%%

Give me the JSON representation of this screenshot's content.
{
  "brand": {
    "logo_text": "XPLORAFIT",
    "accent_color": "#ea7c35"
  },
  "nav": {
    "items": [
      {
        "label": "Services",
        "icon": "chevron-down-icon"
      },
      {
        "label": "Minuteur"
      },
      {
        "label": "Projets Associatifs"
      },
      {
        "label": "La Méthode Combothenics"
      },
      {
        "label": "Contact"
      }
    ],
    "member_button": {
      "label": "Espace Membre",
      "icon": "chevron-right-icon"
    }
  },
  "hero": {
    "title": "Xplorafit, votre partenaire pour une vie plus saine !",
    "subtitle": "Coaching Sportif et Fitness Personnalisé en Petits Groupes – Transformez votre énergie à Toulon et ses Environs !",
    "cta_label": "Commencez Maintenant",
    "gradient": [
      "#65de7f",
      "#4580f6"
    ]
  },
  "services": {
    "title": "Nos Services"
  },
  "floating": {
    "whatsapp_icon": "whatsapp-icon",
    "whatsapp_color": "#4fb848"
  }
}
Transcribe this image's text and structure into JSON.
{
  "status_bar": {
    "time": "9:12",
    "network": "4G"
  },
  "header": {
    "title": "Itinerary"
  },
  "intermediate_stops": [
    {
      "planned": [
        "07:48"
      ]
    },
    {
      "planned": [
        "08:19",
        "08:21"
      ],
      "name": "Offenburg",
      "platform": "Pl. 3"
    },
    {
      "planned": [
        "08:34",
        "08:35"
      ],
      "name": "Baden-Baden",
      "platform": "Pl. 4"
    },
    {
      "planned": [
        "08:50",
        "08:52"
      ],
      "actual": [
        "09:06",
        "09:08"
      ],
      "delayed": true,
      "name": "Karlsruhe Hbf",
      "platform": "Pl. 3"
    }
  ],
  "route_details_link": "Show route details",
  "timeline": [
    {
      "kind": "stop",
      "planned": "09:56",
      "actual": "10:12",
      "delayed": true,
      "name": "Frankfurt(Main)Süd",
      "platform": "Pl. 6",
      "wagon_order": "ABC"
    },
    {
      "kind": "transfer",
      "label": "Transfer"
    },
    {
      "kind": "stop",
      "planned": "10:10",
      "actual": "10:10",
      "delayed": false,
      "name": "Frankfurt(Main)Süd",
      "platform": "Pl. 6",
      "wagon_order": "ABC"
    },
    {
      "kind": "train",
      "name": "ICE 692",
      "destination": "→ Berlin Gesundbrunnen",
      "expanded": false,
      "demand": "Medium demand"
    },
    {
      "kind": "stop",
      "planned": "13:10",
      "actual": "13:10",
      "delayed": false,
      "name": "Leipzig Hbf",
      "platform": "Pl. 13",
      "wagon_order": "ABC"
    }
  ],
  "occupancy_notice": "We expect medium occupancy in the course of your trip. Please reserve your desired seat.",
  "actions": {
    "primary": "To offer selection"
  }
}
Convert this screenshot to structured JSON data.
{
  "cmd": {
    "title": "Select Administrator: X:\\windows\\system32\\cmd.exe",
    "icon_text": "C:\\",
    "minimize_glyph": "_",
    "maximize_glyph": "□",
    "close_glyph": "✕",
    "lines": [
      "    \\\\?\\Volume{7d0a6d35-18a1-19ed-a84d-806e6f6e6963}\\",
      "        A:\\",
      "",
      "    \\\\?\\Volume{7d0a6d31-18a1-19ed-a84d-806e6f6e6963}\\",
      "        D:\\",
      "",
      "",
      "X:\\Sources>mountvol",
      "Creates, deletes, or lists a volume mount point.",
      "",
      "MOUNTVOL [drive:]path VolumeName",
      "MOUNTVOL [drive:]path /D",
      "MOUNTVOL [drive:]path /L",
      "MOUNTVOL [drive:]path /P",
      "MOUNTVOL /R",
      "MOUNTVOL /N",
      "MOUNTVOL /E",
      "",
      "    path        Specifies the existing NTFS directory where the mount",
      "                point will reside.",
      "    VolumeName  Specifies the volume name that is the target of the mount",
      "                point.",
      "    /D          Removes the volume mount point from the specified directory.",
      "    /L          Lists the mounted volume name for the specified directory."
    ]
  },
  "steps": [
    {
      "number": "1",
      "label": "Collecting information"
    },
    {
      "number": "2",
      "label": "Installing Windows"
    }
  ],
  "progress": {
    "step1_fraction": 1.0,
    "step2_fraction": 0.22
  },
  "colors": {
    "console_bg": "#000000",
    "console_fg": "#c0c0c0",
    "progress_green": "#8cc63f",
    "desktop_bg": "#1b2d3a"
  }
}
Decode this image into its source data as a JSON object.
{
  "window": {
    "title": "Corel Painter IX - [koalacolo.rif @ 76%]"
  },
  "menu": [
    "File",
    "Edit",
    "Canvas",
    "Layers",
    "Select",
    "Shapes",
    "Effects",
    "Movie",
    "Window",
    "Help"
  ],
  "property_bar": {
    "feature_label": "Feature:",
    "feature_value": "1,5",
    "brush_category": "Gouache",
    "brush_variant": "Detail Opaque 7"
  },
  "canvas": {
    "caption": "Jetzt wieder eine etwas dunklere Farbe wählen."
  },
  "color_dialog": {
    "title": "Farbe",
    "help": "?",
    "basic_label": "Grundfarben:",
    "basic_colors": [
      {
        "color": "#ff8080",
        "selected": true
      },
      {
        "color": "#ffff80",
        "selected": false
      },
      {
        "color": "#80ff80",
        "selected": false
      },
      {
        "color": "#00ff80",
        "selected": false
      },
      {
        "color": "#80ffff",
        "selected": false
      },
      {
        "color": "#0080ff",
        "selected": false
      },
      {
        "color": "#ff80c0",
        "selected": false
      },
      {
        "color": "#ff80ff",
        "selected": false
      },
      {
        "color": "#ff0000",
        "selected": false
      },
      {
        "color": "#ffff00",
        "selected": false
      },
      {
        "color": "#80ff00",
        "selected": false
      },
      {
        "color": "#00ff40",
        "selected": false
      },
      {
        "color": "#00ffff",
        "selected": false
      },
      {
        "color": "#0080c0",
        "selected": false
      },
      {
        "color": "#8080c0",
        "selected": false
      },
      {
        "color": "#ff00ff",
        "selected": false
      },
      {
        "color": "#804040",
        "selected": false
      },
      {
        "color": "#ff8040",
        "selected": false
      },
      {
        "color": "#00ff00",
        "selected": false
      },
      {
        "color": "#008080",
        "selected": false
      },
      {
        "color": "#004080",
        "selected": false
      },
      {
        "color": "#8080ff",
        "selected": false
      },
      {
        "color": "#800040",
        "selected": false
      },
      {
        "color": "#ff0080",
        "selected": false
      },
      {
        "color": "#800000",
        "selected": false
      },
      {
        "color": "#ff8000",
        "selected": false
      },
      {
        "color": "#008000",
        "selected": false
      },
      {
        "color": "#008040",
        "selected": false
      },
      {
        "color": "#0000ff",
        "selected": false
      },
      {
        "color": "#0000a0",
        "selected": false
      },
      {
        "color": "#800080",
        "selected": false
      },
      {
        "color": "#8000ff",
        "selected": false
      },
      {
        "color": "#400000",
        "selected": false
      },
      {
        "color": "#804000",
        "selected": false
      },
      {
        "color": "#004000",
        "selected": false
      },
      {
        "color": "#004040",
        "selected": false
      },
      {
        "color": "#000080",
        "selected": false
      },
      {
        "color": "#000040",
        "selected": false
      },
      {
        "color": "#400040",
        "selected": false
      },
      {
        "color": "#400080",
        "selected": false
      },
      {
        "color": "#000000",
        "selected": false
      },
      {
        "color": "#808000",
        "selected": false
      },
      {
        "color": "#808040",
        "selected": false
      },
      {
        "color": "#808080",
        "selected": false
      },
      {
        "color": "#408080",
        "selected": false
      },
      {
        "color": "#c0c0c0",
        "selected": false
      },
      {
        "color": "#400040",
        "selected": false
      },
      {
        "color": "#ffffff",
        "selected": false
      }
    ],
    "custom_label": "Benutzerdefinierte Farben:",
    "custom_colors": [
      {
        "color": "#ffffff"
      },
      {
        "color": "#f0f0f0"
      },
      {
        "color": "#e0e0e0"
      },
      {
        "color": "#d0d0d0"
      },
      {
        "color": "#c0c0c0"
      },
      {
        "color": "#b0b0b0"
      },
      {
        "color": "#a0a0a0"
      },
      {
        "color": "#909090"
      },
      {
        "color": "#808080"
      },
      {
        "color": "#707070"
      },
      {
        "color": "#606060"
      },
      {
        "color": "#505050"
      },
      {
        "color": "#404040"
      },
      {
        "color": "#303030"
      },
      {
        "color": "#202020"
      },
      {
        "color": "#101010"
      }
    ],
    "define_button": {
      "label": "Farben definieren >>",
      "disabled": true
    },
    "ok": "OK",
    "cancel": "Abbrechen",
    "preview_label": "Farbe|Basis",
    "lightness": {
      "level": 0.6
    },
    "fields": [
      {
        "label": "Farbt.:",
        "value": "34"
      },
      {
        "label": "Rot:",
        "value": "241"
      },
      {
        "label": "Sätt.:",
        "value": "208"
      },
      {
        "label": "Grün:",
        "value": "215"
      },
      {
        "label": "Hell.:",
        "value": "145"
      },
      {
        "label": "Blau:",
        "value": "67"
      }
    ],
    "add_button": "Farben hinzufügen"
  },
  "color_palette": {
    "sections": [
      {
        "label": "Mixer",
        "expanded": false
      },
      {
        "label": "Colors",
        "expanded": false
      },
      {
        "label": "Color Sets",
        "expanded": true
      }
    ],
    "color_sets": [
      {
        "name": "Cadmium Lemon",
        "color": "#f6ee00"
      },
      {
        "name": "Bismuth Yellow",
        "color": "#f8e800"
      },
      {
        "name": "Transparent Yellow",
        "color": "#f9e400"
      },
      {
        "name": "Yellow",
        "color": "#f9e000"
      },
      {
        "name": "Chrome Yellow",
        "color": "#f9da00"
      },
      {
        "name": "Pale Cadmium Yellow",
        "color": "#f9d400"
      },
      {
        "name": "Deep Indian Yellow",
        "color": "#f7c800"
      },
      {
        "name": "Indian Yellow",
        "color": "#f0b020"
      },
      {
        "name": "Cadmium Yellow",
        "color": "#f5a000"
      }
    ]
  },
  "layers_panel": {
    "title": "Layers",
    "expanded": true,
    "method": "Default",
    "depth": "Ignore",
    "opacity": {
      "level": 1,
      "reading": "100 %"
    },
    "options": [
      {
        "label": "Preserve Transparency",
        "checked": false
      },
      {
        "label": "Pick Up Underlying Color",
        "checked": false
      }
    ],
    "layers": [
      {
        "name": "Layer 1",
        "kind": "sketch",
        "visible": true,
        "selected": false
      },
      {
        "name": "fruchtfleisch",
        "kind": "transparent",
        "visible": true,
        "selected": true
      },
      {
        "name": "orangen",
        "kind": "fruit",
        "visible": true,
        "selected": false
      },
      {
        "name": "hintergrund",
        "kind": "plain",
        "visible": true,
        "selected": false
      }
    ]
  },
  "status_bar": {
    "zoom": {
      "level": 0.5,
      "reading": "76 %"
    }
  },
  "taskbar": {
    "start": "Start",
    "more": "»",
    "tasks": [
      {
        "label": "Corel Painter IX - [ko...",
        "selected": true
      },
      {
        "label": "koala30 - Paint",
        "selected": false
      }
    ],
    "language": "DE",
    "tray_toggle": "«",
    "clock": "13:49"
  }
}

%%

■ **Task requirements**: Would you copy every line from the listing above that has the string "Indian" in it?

■ **Completed task**:
        "name": "Deep Indian Yellow",
        "name": "Indian Yellow",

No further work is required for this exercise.